--- Available data ---

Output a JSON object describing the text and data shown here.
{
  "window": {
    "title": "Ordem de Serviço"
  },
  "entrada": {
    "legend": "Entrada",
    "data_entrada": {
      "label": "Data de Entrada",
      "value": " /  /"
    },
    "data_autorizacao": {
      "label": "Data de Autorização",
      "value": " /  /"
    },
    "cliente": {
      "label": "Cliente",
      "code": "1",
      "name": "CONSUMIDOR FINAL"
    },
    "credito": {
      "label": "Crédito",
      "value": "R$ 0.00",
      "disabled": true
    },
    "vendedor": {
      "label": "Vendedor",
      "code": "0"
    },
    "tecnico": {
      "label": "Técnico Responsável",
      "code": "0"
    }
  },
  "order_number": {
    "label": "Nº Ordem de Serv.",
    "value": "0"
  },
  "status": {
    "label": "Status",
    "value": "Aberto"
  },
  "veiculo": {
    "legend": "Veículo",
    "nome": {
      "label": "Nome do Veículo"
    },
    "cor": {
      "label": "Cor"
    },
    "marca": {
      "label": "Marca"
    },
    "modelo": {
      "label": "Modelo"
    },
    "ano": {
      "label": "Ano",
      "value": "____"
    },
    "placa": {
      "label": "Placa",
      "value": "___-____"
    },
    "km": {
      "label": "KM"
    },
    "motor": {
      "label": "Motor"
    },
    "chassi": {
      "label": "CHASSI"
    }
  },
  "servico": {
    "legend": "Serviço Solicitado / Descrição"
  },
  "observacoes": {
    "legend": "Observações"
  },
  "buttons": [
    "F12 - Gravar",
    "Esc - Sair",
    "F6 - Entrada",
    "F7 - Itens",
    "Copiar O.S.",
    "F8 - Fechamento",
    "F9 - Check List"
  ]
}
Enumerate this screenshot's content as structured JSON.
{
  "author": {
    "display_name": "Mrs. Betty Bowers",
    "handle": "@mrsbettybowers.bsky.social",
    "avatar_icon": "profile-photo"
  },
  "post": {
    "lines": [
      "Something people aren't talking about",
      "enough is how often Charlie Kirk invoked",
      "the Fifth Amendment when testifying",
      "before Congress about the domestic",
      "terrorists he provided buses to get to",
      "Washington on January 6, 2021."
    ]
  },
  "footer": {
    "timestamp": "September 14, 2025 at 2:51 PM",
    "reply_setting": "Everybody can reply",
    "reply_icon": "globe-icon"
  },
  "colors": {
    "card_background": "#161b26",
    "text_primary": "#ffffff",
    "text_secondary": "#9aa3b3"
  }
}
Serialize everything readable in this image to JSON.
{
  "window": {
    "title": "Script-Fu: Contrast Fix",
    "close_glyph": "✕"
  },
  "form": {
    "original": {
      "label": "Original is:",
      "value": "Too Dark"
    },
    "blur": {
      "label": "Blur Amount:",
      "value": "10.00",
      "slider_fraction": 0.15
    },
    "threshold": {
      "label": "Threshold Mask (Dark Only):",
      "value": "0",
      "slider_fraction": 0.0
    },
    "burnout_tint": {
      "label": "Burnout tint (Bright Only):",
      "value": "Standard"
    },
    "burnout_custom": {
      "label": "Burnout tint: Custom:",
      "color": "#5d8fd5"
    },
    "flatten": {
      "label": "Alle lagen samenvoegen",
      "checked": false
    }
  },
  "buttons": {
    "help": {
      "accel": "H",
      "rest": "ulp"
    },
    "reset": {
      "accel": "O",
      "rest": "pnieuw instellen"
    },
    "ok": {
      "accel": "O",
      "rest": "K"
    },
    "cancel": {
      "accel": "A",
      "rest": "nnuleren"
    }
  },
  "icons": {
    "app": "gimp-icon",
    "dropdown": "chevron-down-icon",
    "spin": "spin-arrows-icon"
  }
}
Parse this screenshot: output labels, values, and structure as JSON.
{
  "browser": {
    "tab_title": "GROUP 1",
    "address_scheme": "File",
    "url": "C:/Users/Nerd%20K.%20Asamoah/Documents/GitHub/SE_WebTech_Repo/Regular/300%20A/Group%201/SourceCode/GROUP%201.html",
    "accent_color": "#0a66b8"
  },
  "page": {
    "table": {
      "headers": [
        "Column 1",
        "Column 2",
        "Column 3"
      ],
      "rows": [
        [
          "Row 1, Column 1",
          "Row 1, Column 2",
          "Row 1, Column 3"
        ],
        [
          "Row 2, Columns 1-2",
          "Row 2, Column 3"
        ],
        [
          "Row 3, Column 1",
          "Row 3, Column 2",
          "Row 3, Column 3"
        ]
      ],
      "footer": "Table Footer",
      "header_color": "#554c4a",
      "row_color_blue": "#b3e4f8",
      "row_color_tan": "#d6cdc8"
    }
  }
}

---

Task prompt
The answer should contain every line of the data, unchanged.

Answer section
Output a JSON object describing the text and data shown here.
{
  "window": {
    "title": "Ordem de Serviço"
  },
  "entrada": {
    "legend": "Entrada",
    "data_entrada": {
      "label": "Data de Entrada",
      "value": " /  /"
    },
    "data_autorizacao": {
      "label": "Data de Autorização",
      "value": " /  /"
    },
    "cliente": {
      "label": "Cliente",
      "code": "1",
      "name": "CONSUMIDOR FINAL"
    },
    "credito": {
      "label": "Crédito",
      "value": "R$ 0.00",
      "disabled": true
    },
    "vendedor": {
      "label": "Vendedor",
      "code": "0"
    },
    "tecnico": {
      "label": "Técnico Responsável",
      "code": "0"
    }
  },
  "order_number": {
    "label": "Nº Ordem de Serv.",
    "value": "0"
  },
  "status": {
    "label": "Status",
    "value": "Aberto"
  },
  "veiculo": {
    "legend": "Veículo",
    "nome": {
      "label": "Nome do Veículo"
    },
    "cor": {
      "label": "Cor"
    },
    "marca": {
      "label": "Marca"
    },
    "modelo": {
      "label": "Modelo"
    },
    "ano": {
      "label": "Ano",
      "value": "____"
    },
    "placa": {
      "label": "Placa",
      "value": "___-____"
    },
    "km": {
      "label": "KM"
    },
    "motor": {
      "label": "Motor"
    },
    "chassi": {
      "label": "CHASSI"
    }
  },
  "servico": {
    "legend": "Serviço Solicitado / Descrição"
  },
  "observacoes": {
    "legend": "Observações"
  },
  "buttons": [
    "F12 - Gravar",
    "Esc - Sair",
    "F6 - Entrada",
    "F7 - Itens",
    "Copiar O.S.",
    "F8 - Fechamento",
    "F9 - Check List"
  ]
}
Enumerate this screenshot's content as structured JSON.
{
  "author": {
    "display_name": "Mrs. Betty Bowers",
    "handle": "@mrsbettybowers.bsky.social",
    "avatar_icon": "profile-photo"
  },
  "post": {
    "lines": [
      "Something people aren't talking about",
      "enough is how often Charlie Kirk invoked",
      "the Fifth Amendment when testifying",
      "before Congress about the domestic",
      "terrorists he provided buses to get to",
      "Washington on January 6, 2021."
    ]
  },
  "footer": {
    "timestamp": "September 14, 2025 at 2:51 PM",
    "reply_setting": "Everybody can reply",
    "reply_icon": "globe-icon"
  },
  "colors": {
    "card_background": "#161b26",
    "text_primary": "#ffffff",
    "text_secondary": "#9aa3b3"
  }
}
Serialize everything readable in this image to JSON.
{
  "window": {
    "title": "Script-Fu: Contrast Fix",
    "close_glyph": "✕"
  },
  "form": {
    "original": {
      "label": "Original is:",
      "value": "Too Dark"
    },
    "blur": {
      "label": "Blur Amount:",
      "value": "10.00",
      "slider_fraction": 0.15
    },
    "threshold": {
      "label": "Threshold Mask (Dark Only):",
      "value": "0",
      "slider_fraction": 0.0
    },
    "burnout_tint": {
      "label": "Burnout tint (Bright Only):",
      "value": "Standard"
    },
    "burnout_custom": {
      "label": "Burnout tint: Custom:",
      "color": "#5d8fd5"
    },
    "flatten": {
      "label": "Alle lagen samenvoegen",
      "checked": false
    }
  },
  "buttons": {
    "help": {
      "accel": "H",
      "rest": "ulp"
    },
    "reset": {
      "accel": "O",
      "rest": "pnieuw instellen"
    },
    "ok": {
      "accel": "O",
      "rest": "K"
    },
    "cancel": {
      "accel": "A",
      "rest": "nnuleren"
    }
  },
  "icons": {
    "app": "gimp-icon",
    "dropdown": "chevron-down-icon",
    "spin": "spin-arrows-icon"
  }
}
Parse this screenshot: output labels, values, and structure as JSON.
{
  "browser": {
    "tab_title": "GROUP 1",
    "address_scheme": "File",
    "url": "C:/Users/Nerd%20K.%20Asamoah/Documents/GitHub/SE_WebTech_Repo/Regular/300%20A/Group%201/SourceCode/GROUP%201.html",
    "accent_color": "#0a66b8"
  },
  "page": {
    "table": {
      "headers": [
        "Column 1",
        "Column 2",
        "Column 3"
      ],
      "rows": [
        [
          "Row 1, Column 1",
          "Row 1, Column 2",
          "Row 1, Column 3"
        ],
        [
          "Row 2, Columns 1-2",
          "Row 2, Column 3"
        ],
        [
          "Row 3, Column 1",
          "Row 3, Column 2",
          "Row 3, Column 3"
        ]
      ],
      "footer": "Table Footer",
      "header_color": "#554c4a",
      "row_color_blue": "#b3e4f8",
      "row_color_tan": "#d6cdc8"
    }
  }
}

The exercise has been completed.